September 18, 2020


Never Ending Gorillaz

Damon Albarn talks about his new working process for Gorillaz tunes:

Did you realise you were creating a potential new business model?
“It was an opportunity to be more fluid, be able to change track, sidestep, do anything that you want to do and not get bogged down with one trope. React, evolve, react, evolve. And I suppose that now seems to be a good model! I’ve really enjoyed listening to the Song Machine album, it’s like listening to an entirely different entity. I’d just been concentrating on each episode so to hear it like that was a joy. But it also exists in these episodes, so it’s not tied to that, and every song will have been listened to a lot by the time the album comes out, so it doesn’t matter. That’s for people who like that and the other way is for people who like that.”

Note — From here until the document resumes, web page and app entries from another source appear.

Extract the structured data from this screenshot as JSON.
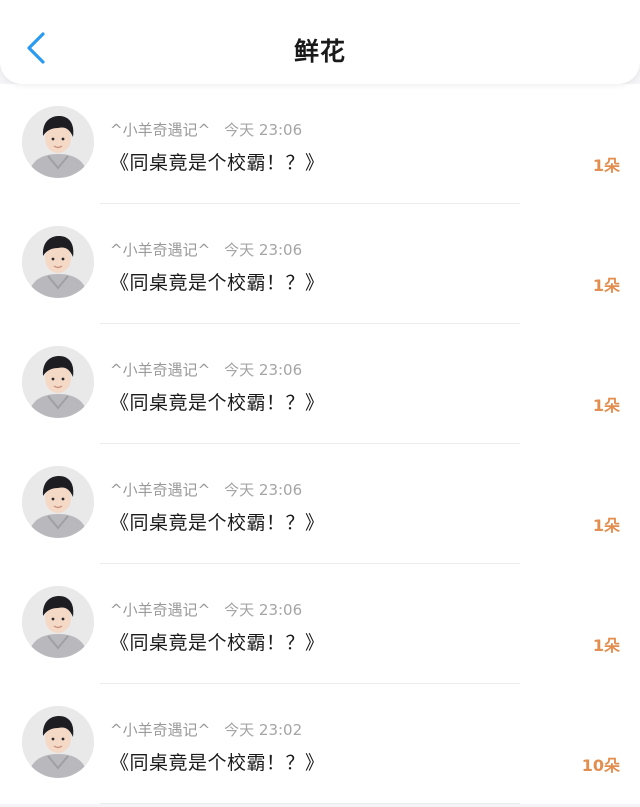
{
  "header": {
    "title": "鲜花"
  },
  "colors": {
    "back_arrow": "#2b9af3",
    "count": "#e38d4e"
  },
  "items": [
    {
      "user": "^小羊奇遇记^",
      "time": "今天 23:06",
      "title": "《同桌竟是个校霸！？》",
      "count": "1朵"
    },
    {
      "user": "^小羊奇遇记^",
      "time": "今天 23:06",
      "title": "《同桌竟是个校霸！？》",
      "count": "1朵"
    },
    {
      "user": "^小羊奇遇记^",
      "time": "今天 23:06",
      "title": "《同桌竟是个校霸！？》",
      "count": "1朵"
    },
    {
      "user": "^小羊奇遇记^",
      "time": "今天 23:06",
      "title": "《同桌竟是个校霸！？》",
      "count": "1朵"
    },
    {
      "user": "^小羊奇遇记^",
      "time": "今天 23:06",
      "title": "《同桌竟是个校霸！？》",
      "count": "1朵"
    },
    {
      "user": "^小羊奇遇记^",
      "time": "今天 23:02",
      "title": "《同桌竟是个校霸！？》",
      "count": "10朵"
    }
  ]
}
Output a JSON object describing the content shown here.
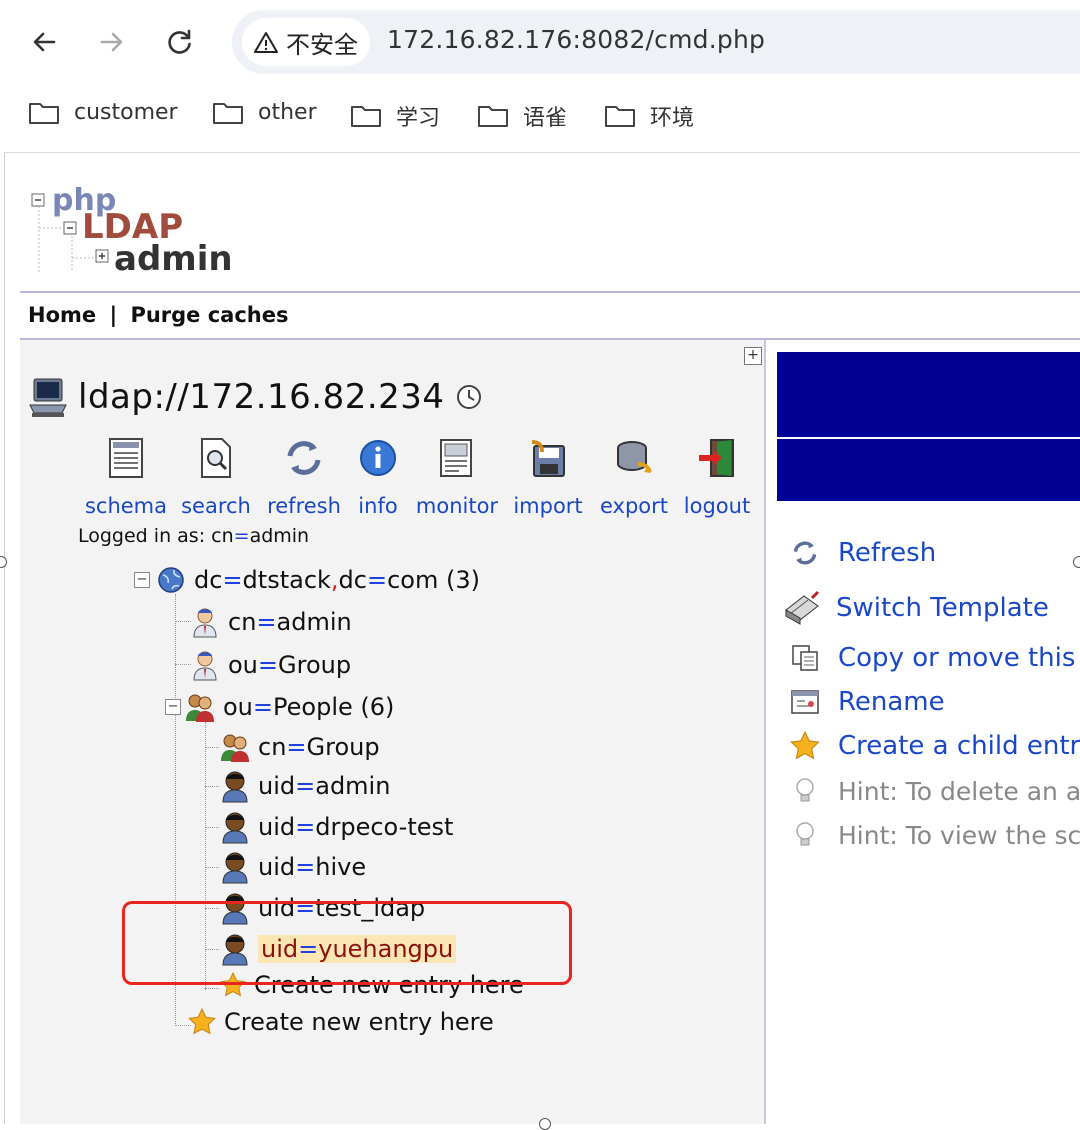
{
  "browser": {
    "security_label": "不安全",
    "url": "172.16.82.176:8082/cmd.php",
    "bookmarks": [
      "customer",
      "other",
      "学习",
      "语雀",
      "环境"
    ]
  },
  "top_menu": {
    "home": "Home",
    "divider": "|",
    "purge": "Purge caches"
  },
  "server": {
    "name": "ldap://172.16.82.234"
  },
  "actions": [
    "schema",
    "search",
    "refresh",
    "info",
    "monitor",
    "import",
    "export",
    "logout"
  ],
  "logged_in": {
    "prefix": "Logged in as: ",
    "attr": "cn",
    "eq": "=",
    "value": "admin"
  },
  "tree": {
    "root": {
      "a1": "dc",
      "v1": "dtstack",
      "comma": ",",
      "a2": "dc",
      "v2": "com",
      "count": " (3)"
    },
    "items": [
      {
        "attr": "cn",
        "value": "admin"
      },
      {
        "attr": "ou",
        "value": "Group"
      },
      {
        "attr": "ou",
        "value": "People",
        "count": " (6)"
      },
      {
        "attr": "cn",
        "value": "Group"
      },
      {
        "attr": "uid",
        "value": "admin"
      },
      {
        "attr": "uid",
        "value": "drpeco-test"
      },
      {
        "attr": "uid",
        "value": "hive"
      },
      {
        "attr": "uid",
        "value": "test_ldap"
      },
      {
        "attr": "uid",
        "value": "yuehangpu"
      }
    ],
    "create_inner": "Create new entry here",
    "create_outer": "Create new entry here"
  },
  "right_actions": {
    "refresh": "Refresh",
    "switch_template": "Switch Template",
    "copy_move": "Copy or move this",
    "rename": "Rename",
    "create_child": "Create a child entr",
    "hint_delete": "Hint: To delete an a",
    "hint_view": "Hint: To view the sc"
  },
  "colors": {
    "accent_link": "#1a47c8",
    "banner": "#000096",
    "highlight_box": "#e8261e"
  }
}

So will there be a Song Machine Season Two?
“Yeah. The first season is going well so there’ll probably be demand for a season two. And the lovely thing about it is, you don’t have to wait until it’s all finished to start rolling it out.”

So it could go on forever, like a TV show?
“Basically, yeah, that’s the idea. And the thing is, we can work with anyone. Maybe we’ll do a season where it’s just completely unknown people because I’d love that. In multiple languages, all over the world. It would be nice to distill all that into a Gorillaz project; disparate, obscure folk artists, somebody in Paraguay or Iceland, someone in South Korea… North Korea even. I don’t know how that would go down but hey, anything is possible now.”

This sounds amazing to me. We get about one new Albarn track a month as Gorillaz, and he will still likely put out one or two album-sized projects a year, as well. It's always been a great time to be an Albarn fan. It's even better these days.

September 17, 2020